Material provided START

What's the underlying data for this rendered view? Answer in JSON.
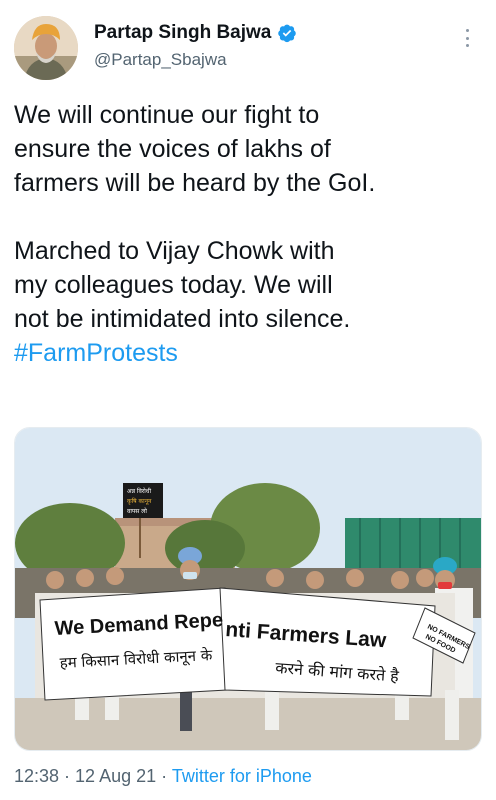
{
  "tweet": {
    "display_name": "Partap Singh Bajwa",
    "handle": "@Partap_Sbajwa",
    "paragraph1": [
      "We will continue our fight to",
      "ensure the voices of lakhs of",
      "farmers will be heard by the GoI."
    ],
    "paragraph2": [
      "Marched to Vijay Chowk with",
      "my colleagues today. We will",
      "not be intimidated into silence."
    ],
    "hashtag": "#FarmProtests",
    "time": "12:38",
    "separator1": " · ",
    "date": "12 Aug 21",
    "separator2": " · ",
    "source": "Twitter for iPhone"
  },
  "photo": {
    "banner_english": "We Demand Repeal of Anti Farmers Law",
    "banner_english_visible_left": "We Demand Repe",
    "banner_english_visible_right": "nti Farmers Law",
    "banner_hindi_left": "हम किसान विरोधी कानून के",
    "banner_hindi_right": "करने की मांग करते है",
    "placard_right": [
      "NO FARMERS",
      "NO FOOD"
    ],
    "placard_top": [
      "अन्न विरोधी",
      "कृषि कानून",
      "वापस लो"
    ]
  },
  "colors": {
    "link": "#1d9bf0",
    "verified": "#1d9bf0",
    "secondary_text": "#536471"
  },
  "icons": {
    "verified": "verified-badge-icon",
    "more": "more-options-icon"
  }
}
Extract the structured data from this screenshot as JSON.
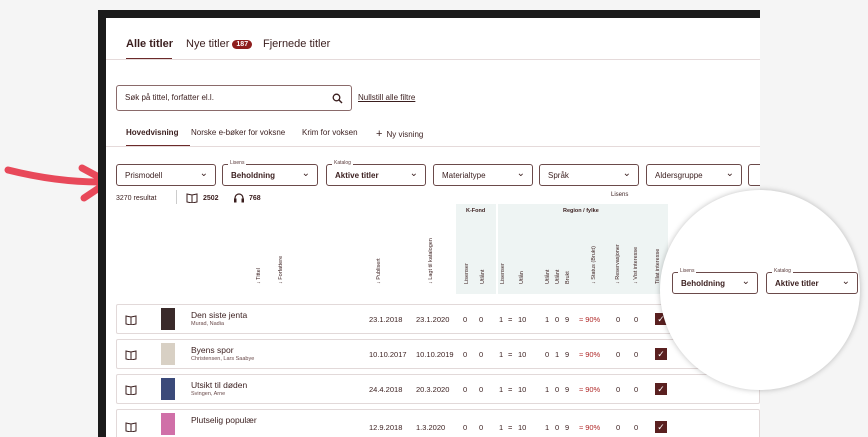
{
  "tabs": [
    {
      "label": "Alle titler"
    },
    {
      "label": "Nye titler",
      "badge": "187"
    },
    {
      "label": "Fjernede titler"
    }
  ],
  "search": {
    "placeholder": "Søk på tittel, forfatter el.l.",
    "reset_link": "Nullstill alle filtre"
  },
  "views": [
    {
      "label": "Hovedvisning"
    },
    {
      "label": "Norske e-bøker for voksne"
    },
    {
      "label": "Krim for voksen"
    },
    {
      "label": "Ny visning"
    }
  ],
  "filters": [
    {
      "legend": "",
      "value": "Prismodell"
    },
    {
      "legend": "Lisens",
      "value": "Beholdning"
    },
    {
      "legend": "Katalog",
      "value": "Aktive titler"
    },
    {
      "legend": "",
      "value": "Materialtype"
    },
    {
      "legend": "",
      "value": "Språk"
    },
    {
      "legend": "",
      "value": "Aldersgruppe"
    }
  ],
  "summary": {
    "results": "3270 resultat",
    "books": "2502",
    "audio": "768"
  },
  "groups": {
    "kfond": "K-Fond",
    "region": "Region / fylke",
    "lisens": "Lisens"
  },
  "columns": {
    "tittel": "Tittel",
    "forfattere": "Forfattere",
    "publisert": "Publisert",
    "lagt_til": "Lagt til katalogen",
    "lisenser1": "Lisenser",
    "utlant1": "Utlånt",
    "lisenser2": "Lisenser",
    "utlan": "Utlån",
    "utlant2": "Utlånt",
    "utlant3": "Utlånt",
    "brukt": "Brukt",
    "status": "Status (Brukt)",
    "reservasjoner": "Reservasjoner",
    "vist_interesse": "Vist interesse",
    "tillat_interesse": "Tillat interesse"
  },
  "arrow_glyph": "↓",
  "rows": [
    {
      "title": "Den siste jenta",
      "author": "Murad, Nadia",
      "pub": "23.1.2018",
      "added": "23.1.2020",
      "kf_lis": "0",
      "kf_utl": "0",
      "lis": "1",
      "utlan": "10",
      "u1": "1",
      "u2": "0",
      "u3": "9",
      "pct": "90%",
      "res": "0",
      "vist": "0",
      "cover": "#3a2a2a"
    },
    {
      "title": "Byens spor",
      "author": "Christensen, Lars Saabye",
      "pub": "10.10.2017",
      "added": "10.10.2019",
      "kf_lis": "0",
      "kf_utl": "0",
      "lis": "1",
      "utlan": "10",
      "u1": "0",
      "u2": "1",
      "u3": "9",
      "pct": "90%",
      "res": "0",
      "vist": "0",
      "cover": "#d8d0c4"
    },
    {
      "title": "Utsikt til døden",
      "author": "Svingen, Arne",
      "pub": "24.4.2018",
      "added": "20.3.2020",
      "kf_lis": "0",
      "kf_utl": "0",
      "lis": "1",
      "utlan": "10",
      "u1": "1",
      "u2": "0",
      "u3": "9",
      "pct": "90%",
      "res": "0",
      "vist": "0",
      "cover": "#3b4a7a"
    },
    {
      "title": "Plutselig populær",
      "author": "",
      "pub": "12.9.2018",
      "added": "1.3.2020",
      "kf_lis": "0",
      "kf_utl": "0",
      "lis": "1",
      "utlan": "10",
      "u1": "1",
      "u2": "0",
      "u3": "9",
      "pct": "90%",
      "res": "0",
      "vist": "0",
      "cover": "#d070a8"
    }
  ],
  "equals": "=",
  "approx": "≈",
  "check": "✓",
  "zoom": {
    "lisens_legend": "Lisens",
    "lisens_value": "Beholdning",
    "katalog_legend": "Katalog",
    "katalog_value": "Aktive titler"
  },
  "colors": {
    "accent": "#6b2a2a",
    "badge": "#8e1e1e",
    "alert": "#b02828",
    "arrow": "#e8495a"
  }
}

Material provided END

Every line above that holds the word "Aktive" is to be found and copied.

      "value": "Aktive titler"
    "katalog_value": "Aktive titler"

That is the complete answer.